Stored data entries:
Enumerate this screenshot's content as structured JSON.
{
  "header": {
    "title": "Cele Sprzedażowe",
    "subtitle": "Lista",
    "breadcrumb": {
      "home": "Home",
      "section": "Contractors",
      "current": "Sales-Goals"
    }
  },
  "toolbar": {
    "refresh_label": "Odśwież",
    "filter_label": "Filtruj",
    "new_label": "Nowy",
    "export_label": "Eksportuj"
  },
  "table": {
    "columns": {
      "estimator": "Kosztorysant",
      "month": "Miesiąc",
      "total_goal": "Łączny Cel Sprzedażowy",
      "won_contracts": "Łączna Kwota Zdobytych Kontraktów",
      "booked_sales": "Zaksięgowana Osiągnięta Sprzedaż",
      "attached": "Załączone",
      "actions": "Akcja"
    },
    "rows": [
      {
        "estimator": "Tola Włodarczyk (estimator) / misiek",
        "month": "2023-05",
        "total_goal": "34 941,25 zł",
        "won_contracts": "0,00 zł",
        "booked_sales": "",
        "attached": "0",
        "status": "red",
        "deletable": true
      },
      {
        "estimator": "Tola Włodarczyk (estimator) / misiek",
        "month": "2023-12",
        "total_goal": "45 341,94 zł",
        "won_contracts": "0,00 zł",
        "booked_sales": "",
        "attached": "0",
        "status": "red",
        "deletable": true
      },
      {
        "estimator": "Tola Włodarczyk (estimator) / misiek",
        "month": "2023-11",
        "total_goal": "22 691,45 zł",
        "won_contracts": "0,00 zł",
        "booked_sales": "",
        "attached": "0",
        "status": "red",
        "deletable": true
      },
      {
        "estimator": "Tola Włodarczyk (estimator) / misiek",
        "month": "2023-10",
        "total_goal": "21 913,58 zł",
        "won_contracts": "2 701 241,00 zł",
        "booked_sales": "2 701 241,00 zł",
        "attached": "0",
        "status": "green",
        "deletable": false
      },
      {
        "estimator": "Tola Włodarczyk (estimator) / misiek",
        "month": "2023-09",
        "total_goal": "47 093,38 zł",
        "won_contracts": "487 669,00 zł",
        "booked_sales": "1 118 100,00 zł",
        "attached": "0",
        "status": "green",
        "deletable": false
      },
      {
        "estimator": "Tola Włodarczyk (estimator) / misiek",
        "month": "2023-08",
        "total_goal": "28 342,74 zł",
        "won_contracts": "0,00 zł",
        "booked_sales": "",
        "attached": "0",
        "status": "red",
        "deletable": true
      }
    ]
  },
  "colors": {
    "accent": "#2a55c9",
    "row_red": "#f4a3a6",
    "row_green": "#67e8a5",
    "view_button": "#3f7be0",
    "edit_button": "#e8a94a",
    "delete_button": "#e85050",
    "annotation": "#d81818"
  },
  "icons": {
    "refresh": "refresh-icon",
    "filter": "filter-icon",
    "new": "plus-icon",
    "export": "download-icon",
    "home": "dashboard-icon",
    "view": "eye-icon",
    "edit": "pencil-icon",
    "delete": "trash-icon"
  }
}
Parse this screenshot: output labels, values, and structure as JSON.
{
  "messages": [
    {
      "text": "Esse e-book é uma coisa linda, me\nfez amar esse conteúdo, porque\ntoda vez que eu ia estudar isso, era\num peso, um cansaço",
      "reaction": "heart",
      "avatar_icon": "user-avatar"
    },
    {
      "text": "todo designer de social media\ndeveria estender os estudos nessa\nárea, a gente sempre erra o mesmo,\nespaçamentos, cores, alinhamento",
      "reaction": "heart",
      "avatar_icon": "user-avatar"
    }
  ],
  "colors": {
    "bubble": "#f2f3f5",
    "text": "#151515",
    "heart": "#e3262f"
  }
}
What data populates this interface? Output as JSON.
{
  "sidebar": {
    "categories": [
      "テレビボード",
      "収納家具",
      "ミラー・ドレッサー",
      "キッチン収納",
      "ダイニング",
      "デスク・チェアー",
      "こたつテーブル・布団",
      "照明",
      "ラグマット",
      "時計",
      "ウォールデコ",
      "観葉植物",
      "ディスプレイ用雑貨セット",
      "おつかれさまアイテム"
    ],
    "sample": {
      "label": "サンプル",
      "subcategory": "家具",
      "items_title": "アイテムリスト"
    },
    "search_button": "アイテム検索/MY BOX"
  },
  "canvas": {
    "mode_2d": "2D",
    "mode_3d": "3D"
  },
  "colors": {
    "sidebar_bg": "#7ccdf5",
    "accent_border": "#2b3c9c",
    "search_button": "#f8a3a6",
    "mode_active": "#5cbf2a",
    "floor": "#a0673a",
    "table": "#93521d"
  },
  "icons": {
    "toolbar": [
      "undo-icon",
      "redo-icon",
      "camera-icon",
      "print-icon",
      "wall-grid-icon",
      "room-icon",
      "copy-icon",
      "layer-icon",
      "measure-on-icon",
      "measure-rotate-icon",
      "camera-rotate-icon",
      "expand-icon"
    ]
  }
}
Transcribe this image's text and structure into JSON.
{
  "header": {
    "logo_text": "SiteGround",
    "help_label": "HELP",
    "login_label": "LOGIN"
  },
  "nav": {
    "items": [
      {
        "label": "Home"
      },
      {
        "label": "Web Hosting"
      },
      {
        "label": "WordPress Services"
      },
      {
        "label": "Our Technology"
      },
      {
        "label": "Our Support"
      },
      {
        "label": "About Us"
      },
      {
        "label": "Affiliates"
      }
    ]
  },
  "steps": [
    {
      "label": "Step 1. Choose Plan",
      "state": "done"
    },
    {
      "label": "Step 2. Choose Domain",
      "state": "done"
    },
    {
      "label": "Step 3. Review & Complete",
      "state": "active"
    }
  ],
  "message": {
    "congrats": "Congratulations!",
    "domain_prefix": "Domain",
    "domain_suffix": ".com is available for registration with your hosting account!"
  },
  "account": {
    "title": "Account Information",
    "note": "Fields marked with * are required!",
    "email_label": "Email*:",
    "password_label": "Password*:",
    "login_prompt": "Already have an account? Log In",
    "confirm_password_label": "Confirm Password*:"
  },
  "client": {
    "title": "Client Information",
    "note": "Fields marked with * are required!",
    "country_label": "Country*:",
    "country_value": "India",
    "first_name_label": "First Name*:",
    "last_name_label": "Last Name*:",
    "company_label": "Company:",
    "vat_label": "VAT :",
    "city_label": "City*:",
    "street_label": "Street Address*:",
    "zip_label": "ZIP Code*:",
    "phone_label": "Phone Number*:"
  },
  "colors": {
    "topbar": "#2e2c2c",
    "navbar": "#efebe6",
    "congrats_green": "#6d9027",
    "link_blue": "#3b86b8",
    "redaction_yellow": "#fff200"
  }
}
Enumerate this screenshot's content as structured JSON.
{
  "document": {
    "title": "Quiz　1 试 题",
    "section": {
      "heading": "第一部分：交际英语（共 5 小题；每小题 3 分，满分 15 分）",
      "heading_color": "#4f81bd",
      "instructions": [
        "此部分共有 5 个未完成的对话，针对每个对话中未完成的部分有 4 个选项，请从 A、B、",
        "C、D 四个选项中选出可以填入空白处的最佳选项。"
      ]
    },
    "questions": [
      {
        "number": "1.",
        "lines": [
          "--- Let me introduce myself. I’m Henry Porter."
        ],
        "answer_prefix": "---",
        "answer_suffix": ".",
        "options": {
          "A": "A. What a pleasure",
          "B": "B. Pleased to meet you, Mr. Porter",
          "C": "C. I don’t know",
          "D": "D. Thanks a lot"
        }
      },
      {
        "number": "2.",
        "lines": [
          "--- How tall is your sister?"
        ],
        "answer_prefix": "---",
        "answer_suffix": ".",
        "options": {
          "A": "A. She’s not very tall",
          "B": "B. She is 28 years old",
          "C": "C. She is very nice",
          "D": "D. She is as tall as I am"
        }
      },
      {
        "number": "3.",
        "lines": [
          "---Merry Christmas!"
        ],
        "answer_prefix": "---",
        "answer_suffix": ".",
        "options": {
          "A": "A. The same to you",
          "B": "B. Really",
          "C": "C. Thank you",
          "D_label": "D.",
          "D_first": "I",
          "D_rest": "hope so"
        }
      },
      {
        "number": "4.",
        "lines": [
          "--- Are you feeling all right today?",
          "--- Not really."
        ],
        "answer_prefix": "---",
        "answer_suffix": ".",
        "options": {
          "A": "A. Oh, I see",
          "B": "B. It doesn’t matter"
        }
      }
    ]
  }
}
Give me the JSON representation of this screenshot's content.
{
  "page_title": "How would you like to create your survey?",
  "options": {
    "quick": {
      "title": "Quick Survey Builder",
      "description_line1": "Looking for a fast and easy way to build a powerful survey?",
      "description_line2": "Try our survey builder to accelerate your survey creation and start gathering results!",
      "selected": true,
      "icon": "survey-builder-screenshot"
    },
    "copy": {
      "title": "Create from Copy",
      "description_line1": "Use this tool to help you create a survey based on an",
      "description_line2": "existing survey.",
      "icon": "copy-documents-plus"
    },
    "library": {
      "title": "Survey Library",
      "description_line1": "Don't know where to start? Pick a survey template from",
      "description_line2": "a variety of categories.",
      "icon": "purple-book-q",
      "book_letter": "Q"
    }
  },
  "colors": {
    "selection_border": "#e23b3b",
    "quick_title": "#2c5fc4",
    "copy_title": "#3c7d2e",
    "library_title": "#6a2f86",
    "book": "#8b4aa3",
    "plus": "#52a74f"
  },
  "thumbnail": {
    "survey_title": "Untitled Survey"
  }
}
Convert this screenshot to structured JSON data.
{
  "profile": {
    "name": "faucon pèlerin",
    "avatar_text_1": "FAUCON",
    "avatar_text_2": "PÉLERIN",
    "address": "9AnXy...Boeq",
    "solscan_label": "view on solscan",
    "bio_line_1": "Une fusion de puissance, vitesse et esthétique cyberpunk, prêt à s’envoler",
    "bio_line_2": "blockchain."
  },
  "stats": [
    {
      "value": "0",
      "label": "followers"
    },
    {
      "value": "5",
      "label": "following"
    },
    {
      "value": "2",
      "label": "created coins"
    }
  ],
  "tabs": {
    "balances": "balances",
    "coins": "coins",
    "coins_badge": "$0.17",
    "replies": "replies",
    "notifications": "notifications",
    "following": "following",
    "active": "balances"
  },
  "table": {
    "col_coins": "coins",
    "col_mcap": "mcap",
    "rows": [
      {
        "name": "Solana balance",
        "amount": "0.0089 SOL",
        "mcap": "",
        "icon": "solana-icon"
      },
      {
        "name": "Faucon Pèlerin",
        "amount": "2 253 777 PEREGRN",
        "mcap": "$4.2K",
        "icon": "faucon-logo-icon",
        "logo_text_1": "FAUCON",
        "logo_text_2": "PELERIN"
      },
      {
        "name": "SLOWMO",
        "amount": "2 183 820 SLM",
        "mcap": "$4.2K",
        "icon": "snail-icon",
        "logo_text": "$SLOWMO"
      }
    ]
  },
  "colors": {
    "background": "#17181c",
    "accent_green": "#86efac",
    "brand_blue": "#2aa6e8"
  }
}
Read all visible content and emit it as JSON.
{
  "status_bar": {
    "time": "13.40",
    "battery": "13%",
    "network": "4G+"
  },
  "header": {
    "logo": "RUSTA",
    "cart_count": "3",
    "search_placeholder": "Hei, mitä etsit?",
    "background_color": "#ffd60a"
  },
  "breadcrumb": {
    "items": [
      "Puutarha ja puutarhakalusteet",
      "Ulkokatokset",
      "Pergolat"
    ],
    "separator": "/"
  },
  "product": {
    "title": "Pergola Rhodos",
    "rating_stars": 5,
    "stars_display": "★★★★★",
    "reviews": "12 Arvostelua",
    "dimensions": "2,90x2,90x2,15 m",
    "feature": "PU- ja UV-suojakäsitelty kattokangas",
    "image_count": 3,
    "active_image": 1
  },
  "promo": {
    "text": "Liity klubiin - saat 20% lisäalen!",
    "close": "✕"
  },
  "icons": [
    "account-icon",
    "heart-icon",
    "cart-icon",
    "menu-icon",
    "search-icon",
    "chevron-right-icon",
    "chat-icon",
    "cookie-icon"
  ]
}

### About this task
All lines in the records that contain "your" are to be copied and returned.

### Response box
    "domain_suffix": ".com is available for registration with your hosting account!"
          "--- How tall is your sister?"
  "page_title": "How would you like to create your survey?",
      "description_line2": "Try our survey builder to accelerate your survey creation and start gathering results!",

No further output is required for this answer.